▸ **Task objective**
Please copy out every line of the listing below in which the word "JSON" appears.

▸ **Given records**
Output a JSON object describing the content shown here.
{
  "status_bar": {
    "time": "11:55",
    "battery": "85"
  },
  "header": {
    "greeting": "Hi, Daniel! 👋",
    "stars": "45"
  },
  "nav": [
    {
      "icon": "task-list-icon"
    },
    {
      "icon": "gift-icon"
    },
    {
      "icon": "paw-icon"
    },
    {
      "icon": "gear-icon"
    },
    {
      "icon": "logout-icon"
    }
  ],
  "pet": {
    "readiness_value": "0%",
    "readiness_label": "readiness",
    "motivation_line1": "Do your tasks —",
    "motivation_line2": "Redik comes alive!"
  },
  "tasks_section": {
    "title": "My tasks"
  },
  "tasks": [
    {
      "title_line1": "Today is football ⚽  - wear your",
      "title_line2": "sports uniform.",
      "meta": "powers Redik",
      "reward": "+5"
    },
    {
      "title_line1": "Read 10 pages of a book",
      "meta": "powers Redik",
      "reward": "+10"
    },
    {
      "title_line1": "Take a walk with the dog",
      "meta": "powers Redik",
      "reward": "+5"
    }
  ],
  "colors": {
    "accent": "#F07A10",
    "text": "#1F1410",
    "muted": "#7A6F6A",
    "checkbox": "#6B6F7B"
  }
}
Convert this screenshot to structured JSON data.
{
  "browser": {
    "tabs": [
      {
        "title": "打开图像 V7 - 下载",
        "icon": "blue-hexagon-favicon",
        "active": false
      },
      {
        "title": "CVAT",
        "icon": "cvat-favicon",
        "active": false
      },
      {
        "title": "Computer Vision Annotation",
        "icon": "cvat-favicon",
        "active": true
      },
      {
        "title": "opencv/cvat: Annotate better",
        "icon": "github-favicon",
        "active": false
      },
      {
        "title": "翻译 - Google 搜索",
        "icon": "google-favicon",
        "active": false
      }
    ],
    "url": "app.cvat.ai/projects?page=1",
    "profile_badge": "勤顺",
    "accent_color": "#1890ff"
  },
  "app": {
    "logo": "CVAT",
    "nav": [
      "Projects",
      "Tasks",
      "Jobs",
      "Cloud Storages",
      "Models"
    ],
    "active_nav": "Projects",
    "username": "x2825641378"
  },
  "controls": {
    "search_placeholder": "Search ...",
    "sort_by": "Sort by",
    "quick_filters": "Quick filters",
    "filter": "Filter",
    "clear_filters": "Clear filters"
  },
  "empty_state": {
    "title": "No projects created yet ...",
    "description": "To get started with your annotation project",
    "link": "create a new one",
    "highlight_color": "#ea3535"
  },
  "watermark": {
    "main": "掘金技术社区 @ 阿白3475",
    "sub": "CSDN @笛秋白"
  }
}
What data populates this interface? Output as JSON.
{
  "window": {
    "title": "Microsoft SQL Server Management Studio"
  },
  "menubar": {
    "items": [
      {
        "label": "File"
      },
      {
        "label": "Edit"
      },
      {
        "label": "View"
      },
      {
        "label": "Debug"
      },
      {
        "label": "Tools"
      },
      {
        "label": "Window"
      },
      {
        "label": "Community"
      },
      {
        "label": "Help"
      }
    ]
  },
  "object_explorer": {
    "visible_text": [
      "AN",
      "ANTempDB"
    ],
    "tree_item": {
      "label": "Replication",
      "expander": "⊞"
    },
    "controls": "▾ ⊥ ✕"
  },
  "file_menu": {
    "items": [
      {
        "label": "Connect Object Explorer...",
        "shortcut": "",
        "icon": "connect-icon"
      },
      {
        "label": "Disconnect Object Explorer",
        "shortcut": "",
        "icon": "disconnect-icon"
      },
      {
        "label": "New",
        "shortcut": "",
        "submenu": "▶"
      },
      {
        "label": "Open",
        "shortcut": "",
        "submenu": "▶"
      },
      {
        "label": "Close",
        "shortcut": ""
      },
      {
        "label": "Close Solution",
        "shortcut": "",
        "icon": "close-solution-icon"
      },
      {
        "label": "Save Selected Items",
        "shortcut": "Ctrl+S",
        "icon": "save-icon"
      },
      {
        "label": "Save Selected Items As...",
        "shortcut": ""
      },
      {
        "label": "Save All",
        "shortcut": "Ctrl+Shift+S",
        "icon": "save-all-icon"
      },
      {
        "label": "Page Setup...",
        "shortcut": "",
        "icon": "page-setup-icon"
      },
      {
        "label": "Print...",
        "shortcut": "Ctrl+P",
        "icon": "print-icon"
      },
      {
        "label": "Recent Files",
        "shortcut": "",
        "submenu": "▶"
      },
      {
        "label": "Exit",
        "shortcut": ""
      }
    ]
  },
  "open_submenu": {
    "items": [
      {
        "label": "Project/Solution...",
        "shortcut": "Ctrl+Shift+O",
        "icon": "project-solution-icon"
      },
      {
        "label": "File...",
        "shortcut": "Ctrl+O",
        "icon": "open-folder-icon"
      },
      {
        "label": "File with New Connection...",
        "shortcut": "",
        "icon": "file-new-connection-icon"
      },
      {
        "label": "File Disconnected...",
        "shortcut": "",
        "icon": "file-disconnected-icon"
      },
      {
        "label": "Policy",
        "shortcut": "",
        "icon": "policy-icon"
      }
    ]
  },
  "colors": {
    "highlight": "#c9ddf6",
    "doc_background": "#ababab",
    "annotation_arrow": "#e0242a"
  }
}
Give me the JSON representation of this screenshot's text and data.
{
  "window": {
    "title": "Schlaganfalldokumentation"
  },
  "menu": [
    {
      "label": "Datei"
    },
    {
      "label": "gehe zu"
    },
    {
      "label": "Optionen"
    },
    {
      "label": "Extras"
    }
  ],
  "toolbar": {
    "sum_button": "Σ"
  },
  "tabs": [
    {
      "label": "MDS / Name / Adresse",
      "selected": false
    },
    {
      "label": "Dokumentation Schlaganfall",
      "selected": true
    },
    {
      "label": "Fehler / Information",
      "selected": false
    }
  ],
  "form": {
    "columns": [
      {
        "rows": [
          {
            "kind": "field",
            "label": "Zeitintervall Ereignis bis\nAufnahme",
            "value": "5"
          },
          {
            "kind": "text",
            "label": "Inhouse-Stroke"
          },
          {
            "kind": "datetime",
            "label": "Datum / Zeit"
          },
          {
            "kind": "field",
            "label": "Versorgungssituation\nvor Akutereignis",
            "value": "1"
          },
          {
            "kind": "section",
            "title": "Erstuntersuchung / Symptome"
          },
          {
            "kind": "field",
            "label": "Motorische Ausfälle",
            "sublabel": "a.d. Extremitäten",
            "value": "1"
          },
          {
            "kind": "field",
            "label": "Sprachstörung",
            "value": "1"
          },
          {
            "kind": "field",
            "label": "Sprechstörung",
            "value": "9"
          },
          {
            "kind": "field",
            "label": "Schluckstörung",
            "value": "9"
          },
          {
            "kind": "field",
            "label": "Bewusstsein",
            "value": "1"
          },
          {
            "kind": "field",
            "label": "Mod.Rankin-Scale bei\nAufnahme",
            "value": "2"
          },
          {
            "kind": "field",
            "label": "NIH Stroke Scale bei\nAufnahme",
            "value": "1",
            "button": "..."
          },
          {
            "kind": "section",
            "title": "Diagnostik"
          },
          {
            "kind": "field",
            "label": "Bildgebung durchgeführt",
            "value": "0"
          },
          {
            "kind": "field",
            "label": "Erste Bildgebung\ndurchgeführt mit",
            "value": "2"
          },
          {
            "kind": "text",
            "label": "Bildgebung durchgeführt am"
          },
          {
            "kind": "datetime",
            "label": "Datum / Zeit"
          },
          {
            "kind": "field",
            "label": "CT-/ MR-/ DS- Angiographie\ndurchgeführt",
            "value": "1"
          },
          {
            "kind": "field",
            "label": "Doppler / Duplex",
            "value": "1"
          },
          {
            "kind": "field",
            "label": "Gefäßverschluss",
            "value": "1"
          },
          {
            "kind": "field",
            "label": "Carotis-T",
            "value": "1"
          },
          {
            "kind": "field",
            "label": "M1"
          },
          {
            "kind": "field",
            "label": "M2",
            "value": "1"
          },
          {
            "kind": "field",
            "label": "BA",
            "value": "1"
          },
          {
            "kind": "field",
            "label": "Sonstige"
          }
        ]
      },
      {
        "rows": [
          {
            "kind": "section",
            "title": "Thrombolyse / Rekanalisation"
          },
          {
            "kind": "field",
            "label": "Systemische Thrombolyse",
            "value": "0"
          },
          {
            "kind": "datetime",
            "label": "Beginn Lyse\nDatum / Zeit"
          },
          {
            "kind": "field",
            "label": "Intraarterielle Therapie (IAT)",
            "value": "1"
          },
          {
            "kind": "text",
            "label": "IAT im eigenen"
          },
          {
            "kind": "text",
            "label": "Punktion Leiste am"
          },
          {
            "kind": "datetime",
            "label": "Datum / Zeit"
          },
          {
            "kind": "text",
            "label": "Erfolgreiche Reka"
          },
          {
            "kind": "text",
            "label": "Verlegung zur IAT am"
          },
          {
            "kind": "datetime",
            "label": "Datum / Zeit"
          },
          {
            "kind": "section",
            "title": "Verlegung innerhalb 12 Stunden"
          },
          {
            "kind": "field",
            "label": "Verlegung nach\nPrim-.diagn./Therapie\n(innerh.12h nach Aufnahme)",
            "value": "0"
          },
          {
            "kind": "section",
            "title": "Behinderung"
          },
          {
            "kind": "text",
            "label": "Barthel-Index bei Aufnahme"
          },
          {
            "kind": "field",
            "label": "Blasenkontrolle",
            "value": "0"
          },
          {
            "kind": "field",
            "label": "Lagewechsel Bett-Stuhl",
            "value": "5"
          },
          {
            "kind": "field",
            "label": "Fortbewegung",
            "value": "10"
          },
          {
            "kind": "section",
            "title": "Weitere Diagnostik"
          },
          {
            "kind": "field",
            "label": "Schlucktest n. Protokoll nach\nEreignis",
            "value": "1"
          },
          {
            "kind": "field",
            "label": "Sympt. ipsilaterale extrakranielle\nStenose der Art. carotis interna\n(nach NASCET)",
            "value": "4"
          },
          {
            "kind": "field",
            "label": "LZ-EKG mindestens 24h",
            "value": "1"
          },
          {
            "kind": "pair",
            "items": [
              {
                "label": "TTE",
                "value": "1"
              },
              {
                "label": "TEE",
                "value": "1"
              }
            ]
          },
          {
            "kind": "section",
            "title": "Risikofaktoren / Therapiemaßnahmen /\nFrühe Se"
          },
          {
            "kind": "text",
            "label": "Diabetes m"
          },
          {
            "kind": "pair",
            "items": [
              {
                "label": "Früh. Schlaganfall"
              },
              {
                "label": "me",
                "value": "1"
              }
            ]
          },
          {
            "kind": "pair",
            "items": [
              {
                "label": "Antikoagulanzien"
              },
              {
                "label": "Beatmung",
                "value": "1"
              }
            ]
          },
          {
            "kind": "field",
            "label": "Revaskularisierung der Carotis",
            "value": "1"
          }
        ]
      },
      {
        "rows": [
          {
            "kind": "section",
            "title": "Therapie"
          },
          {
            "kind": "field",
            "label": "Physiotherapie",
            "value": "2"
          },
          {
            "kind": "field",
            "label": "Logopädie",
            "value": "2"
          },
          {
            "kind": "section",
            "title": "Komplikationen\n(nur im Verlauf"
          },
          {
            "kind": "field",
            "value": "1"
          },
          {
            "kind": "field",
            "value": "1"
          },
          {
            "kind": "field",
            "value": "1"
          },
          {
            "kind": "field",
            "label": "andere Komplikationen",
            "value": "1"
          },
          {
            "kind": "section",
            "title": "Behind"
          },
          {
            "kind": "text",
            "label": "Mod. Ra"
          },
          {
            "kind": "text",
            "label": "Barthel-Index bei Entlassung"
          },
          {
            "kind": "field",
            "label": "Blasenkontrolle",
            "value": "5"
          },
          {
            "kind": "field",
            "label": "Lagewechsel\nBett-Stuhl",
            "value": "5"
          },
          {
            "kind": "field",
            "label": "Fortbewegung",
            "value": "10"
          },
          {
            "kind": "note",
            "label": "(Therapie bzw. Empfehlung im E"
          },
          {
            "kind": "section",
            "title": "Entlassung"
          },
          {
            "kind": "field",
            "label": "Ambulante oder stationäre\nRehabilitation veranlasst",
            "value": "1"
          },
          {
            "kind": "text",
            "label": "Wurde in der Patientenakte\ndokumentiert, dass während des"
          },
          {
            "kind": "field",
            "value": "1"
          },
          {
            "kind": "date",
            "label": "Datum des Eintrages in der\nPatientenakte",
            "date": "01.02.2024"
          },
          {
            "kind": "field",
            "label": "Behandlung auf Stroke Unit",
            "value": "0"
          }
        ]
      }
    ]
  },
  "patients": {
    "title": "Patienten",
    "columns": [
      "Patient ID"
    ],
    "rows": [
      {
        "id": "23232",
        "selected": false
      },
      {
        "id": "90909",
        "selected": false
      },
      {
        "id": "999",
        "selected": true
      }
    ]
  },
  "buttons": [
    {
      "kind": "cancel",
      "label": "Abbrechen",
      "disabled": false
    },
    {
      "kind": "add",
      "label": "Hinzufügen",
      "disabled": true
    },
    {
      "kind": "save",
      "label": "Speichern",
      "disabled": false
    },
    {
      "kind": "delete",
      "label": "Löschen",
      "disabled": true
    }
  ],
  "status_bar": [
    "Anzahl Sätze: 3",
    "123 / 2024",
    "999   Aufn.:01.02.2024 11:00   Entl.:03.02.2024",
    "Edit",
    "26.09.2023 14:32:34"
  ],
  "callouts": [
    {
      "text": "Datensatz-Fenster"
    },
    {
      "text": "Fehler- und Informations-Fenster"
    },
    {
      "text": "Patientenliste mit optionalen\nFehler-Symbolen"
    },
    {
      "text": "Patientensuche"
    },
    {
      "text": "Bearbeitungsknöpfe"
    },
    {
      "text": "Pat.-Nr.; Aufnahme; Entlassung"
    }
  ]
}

▸ **Exercise output**
Output a JSON object describing the content shown here.
Convert this screenshot to structured JSON data.
What data populates this interface? Output as JSON.
Give me the JSON representation of this screenshot's text and data.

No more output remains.